From Ron Hoffman, MD.
I just got back from the American Nutrition Association Annual Summit in San Diego. The theme was the impact of nutrition on mental health. It was an awesome assembly of great researchers and speakers, and it’ll provide me with fodder for many Intelligent Medicine articles and podcasts in the new year.
Presenter after presenter laid out the stark fact: It’s undeniable we’re in the midst of a mental health crisis. In addition to diagnosable psychiatric conditions, we’re increasingly angry and impulsive, as is reflected in crime stats, our political discourse, and raucous social media.
Drugs and psychotherapy have not been conspicuously successful at stemming the tide of mental disorders; complete resolution of psychiatric conditions with standard care is more the exception than the rule.
Much of this is fueled by societal factors, but it’s arguable that poor diets play a significant role. Ultra-processed foods laden with sugar, refined seed oils, chemical additives and carby snacks bereft of nutrients critical for brain health are all pro-inflammatory. Studies have confirmed that inflammation impairs decision-making and heightens impulsivity.
And, when it comes to food selection and consumption, what does impulsivity lead to? Disordered eating, poor choices and addictive behaviors, further perpetuating a vicious cycle toward progressive mental impairment.
Sophisticated neuro-imaging now confirms that obesity, in and of itself, is associated with brain changes, and given the high percentage of westerners who now meet the criteria for excess weight, small wonder that we’re seeing a plethora of psychiatric disorders as well as accelerated progression to dementia.
Several of the speakers highlighted the role of the microbiome in brain health. The gut-brain axis, as it’s called, is a busy two-way highway: Impulses from the brain—whether benign or harmful—affect digestion. Stress can change the composition of the microbiome, the bacteria in our intestines that “talk” to the brain via chemical messages. Stress can even alter intestinal permeability, promoting “leaky gut” which predisposes to endotoxemia, autoimmunity, and hampered brain function.
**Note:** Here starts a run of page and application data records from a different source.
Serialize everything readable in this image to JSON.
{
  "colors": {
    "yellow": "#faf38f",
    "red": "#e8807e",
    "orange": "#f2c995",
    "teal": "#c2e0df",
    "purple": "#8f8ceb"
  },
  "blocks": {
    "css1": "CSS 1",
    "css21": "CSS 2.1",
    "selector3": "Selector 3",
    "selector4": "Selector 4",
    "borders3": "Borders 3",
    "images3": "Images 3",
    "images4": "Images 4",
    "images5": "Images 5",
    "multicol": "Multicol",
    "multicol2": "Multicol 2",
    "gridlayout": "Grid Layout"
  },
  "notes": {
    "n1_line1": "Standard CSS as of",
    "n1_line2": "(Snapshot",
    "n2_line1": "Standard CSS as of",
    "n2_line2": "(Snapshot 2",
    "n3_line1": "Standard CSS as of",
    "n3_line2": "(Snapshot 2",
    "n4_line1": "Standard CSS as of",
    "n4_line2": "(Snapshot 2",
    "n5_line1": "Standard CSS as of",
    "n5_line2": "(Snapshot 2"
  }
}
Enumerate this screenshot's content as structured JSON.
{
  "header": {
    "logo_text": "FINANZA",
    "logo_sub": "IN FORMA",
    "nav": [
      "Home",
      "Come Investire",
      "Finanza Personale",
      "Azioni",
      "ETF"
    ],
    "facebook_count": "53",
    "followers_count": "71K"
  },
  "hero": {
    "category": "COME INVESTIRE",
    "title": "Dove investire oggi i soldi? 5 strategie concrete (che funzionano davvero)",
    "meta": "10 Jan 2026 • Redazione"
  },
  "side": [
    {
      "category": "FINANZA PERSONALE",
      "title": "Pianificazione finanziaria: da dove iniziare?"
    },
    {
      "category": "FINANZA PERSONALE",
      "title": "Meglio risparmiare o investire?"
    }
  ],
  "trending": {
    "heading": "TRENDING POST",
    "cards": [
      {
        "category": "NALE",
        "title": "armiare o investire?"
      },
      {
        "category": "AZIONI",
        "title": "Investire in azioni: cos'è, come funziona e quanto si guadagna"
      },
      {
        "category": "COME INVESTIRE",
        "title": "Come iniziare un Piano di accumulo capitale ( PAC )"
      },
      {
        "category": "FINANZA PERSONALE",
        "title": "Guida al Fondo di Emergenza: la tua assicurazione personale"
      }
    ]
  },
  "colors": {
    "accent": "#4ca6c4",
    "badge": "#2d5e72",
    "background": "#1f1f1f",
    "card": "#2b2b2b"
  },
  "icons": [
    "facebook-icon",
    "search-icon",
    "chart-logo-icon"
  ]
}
Conversely, the GI tract exerts a profound impact on the brain. A new science has emerged around the concept of “psychobiotics”—probiotics that influence mood. Animal studies show that fecal transfers from extroverted animals can make introverted animals—the rodent equivalent of humans with depression or social phobia—into gregarious critters.